£1.2 billion deficit and high vacancy rates in the NHS revealed
At the end of December, NHS providers in England reported a year-to-date deficit of £1,281 million.
NHS trusts are £1.2 billion in the red as they face increasing demand for services, new figures show.
At the end of December, NHS providers in England reported a year-to-date deficit of £1,281 million, which is £365 million worse than the £916 million planned deficit, according to NHS Improvement data.
Meanwhile, providers projected an end-of-year deficit of £931 million, which is £435 million worse than planned, the regulator said.
Its latest quarterly report also shows that A&E departments dealt with record numbers of patients between October and December, 5.6 million people visited A&E over the three-month period, which is a quarter of a million more than the same period last year.
Figures from the regulator also show a high vacancy numbers for NHS staff.
NHS Improvement said that there were 100,000 vacancies across England’s 234 acute, ambulance and mental health trusts.
Commenting on the data, Saffron Cordery, director of policy and strategy at NHS Providers, said: “These figures show how the NHS has been pushed to the limit. Despite working at full stretch with around 100,000 vacancies and a real risk of staff burnout, and despite treating 6% more emergency patients year on year in December, trusts can not close the gap between what they are being asked to deliver and the funding available.
“The figures confirm, once again, three key problems the whole NHS provider sector is facing, increases in demand for treatment continue to significantly outstrip increases in NHS funding; trust savings targets remain too ambitious; and there are serious ongoing workforce shortages.
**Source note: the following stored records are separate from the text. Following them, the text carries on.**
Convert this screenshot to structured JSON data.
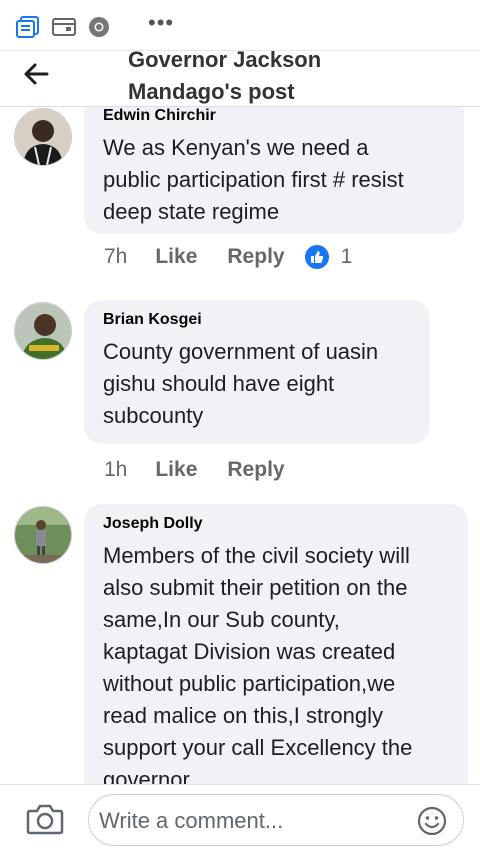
{
  "header": {
    "title_line1": "Governor Jackson",
    "title_line2": "Mandago's post"
  },
  "status_icons": [
    "notes-icon",
    "calendar-icon",
    "chrome-icon",
    "more-icon"
  ],
  "status_dots": "•••",
  "comments": [
    {
      "author": "Edwin Chirchir",
      "text_lines": [
        "We as Kenyan's we need a",
        "public participation first # resist",
        "deep state regime"
      ],
      "time": "7h",
      "like_label": "Like",
      "reply_label": "Reply",
      "reactions": "1"
    },
    {
      "author": "Brian Kosgei",
      "text_lines": [
        "County  government of uasin",
        "gishu should have eight",
        "subcounty"
      ],
      "time": "1h",
      "like_label": "Like",
      "reply_label": "Reply"
    },
    {
      "author": "Joseph Dolly",
      "text_lines": [
        "Members of the civil society will",
        "also submit their petition on the",
        "same,In our Sub county,",
        "kaptagat Division was created",
        "without public participation,we",
        "read malice on this,I strongly",
        "support your call Excellency the",
        "governor."
      ]
    }
  ],
  "composer": {
    "placeholder": "Write a comment..."
  },
  "colors": {
    "accent": "#1877f2",
    "bubble": "#f0f2f5",
    "meta_text": "#65676b"
  }
}
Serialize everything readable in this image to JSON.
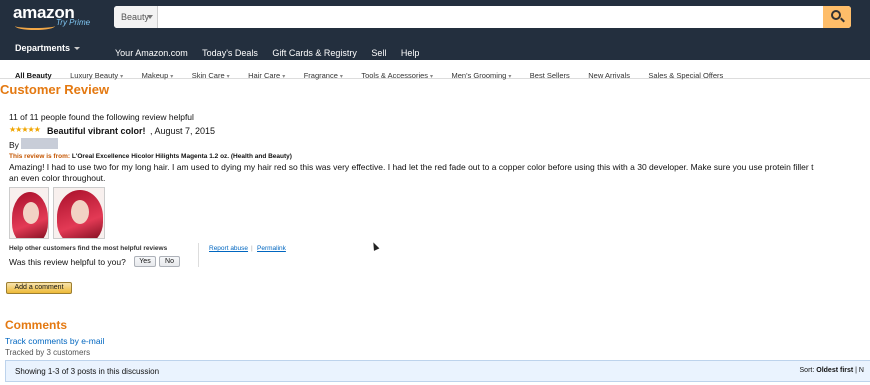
{
  "header": {
    "logo_text": "amazon",
    "logo_sub": "Try Prime",
    "search_category": "Beauty",
    "search_placeholder": ""
  },
  "nav": {
    "departments": "Departments",
    "links": [
      "Your Amazon.com",
      "Today's Deals",
      "Gift Cards & Registry",
      "Sell",
      "Help"
    ]
  },
  "subnav": {
    "items": [
      "All Beauty",
      "Luxury Beauty",
      "Makeup",
      "Skin Care",
      "Hair Care",
      "Fragrance",
      "Tools & Accessories",
      "Men's Grooming",
      "Best Sellers",
      "New Arrivals",
      "Sales & Special Offers"
    ]
  },
  "review": {
    "heading": "Customer Review",
    "helpful_count": "11 of 11 people found the following review helpful",
    "stars": "★★★★★",
    "title": "Beautiful vibrant color!",
    "date": ", August 7, 2015",
    "by": "By",
    "from_label": "This review is from:",
    "product": "L'Oreal Excellence Hicolor Hilights Magenta 1.2 oz. (Health and Beauty)",
    "body_line1": "Amazing! I had to use two for my long hair. I am used to dying my hair red so this was very effective. I had let the red fade out to a copper color before using this with a 30 developer. Make sure you use protein filler t",
    "body_line2": "an even color throughout.",
    "help_caption": "Help other customers find the most helpful reviews",
    "report": "Report abuse",
    "sep": "|",
    "permalink": "Permalink",
    "question": "Was this review helpful to you?",
    "yes": "Yes",
    "no": "No",
    "add_comment": "Add a comment"
  },
  "comments": {
    "heading": "Comments",
    "track": "Track comments by e-mail",
    "tracked": "Tracked by 3 customers",
    "showing": "Showing 1-3 of 3 posts in this discussion",
    "sort_label": "Sort:",
    "sort_value": "Oldest first",
    "sort_more": "| N"
  },
  "colors": {
    "nav_bg": "#232f3e",
    "accent_orange": "#e47911",
    "link_blue": "#0066c0",
    "search_button": "#febd69"
  }
}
“There is an increasing feeling amongst frontline trust leaders of ‘we cannot carry on like this’. The NHS has shown extraordinary resilience in sustaining performance in the midst of an unprecedented financial squeeze. We have managed to keep the show on the road. But the warning signs are now clear and in plain sight. The time to act is now.”
NHS Improvement said that the deficit is still not as high as it was in 2015/16 when it stood at £2.47 billion, officials said that the deficit had been reduced through a series of measures including cutting down on expensive agency staff, efficiency measures and “smarter” procurement.
The regulator said that the majority of the financial decline against plan in the current year comes from a small number of trusts with larger than expected deficits.
Meanwhile it said that NHS providers had maintained A&E performance, with 89.5% of patients being seen within four hours, a similar rate to last year.
NHS Improvement chief executive Ian Dalton said: “Some providers appear to have managed the financial pressures better than others.
“We are working closely with those providers whose financial position has deteriorated seriously to ensure that they grip their problems while delivering the best possible care for their patients.”
Janet Davies, chief executive and general secretary of the Royal College of Nursing, said that the figures show the “parlous state of NHS finances” and “official figures on nurse shortages”.
The data show that nursing roles account for around a third of the vacancies across the health service.
A Department of Health and Social Care spokesperson said: “Despite the challenging winter months, the NHS has cared for record numbers of patients and fewer NHS trusts are expected to be in deficit at the end of this financial year.
“Whilst the NHS was prioritised in the recent Budget with an extra £2.8billion for the next two years, NHS trusts must now tighten their grip on finances.
“There are currently record numbers of staff working in the NHS and the vast majority of vacancies are filled by bank and agency staff so patient care is not compromised. We are supporting staff to improve work/life balance by working more flexibly and have announced the biggest ever expansion of training places for both doctors and nurses.”
Nigel Edwards, chief executive of the Nuffield Trust think tank, said the figures showed a “dangerous shortage of nurses, and a worrying picture for doctors”.
He added: “Shortages of nurses damage patient care and make working life harder for those who remain, potentially driving them away too.”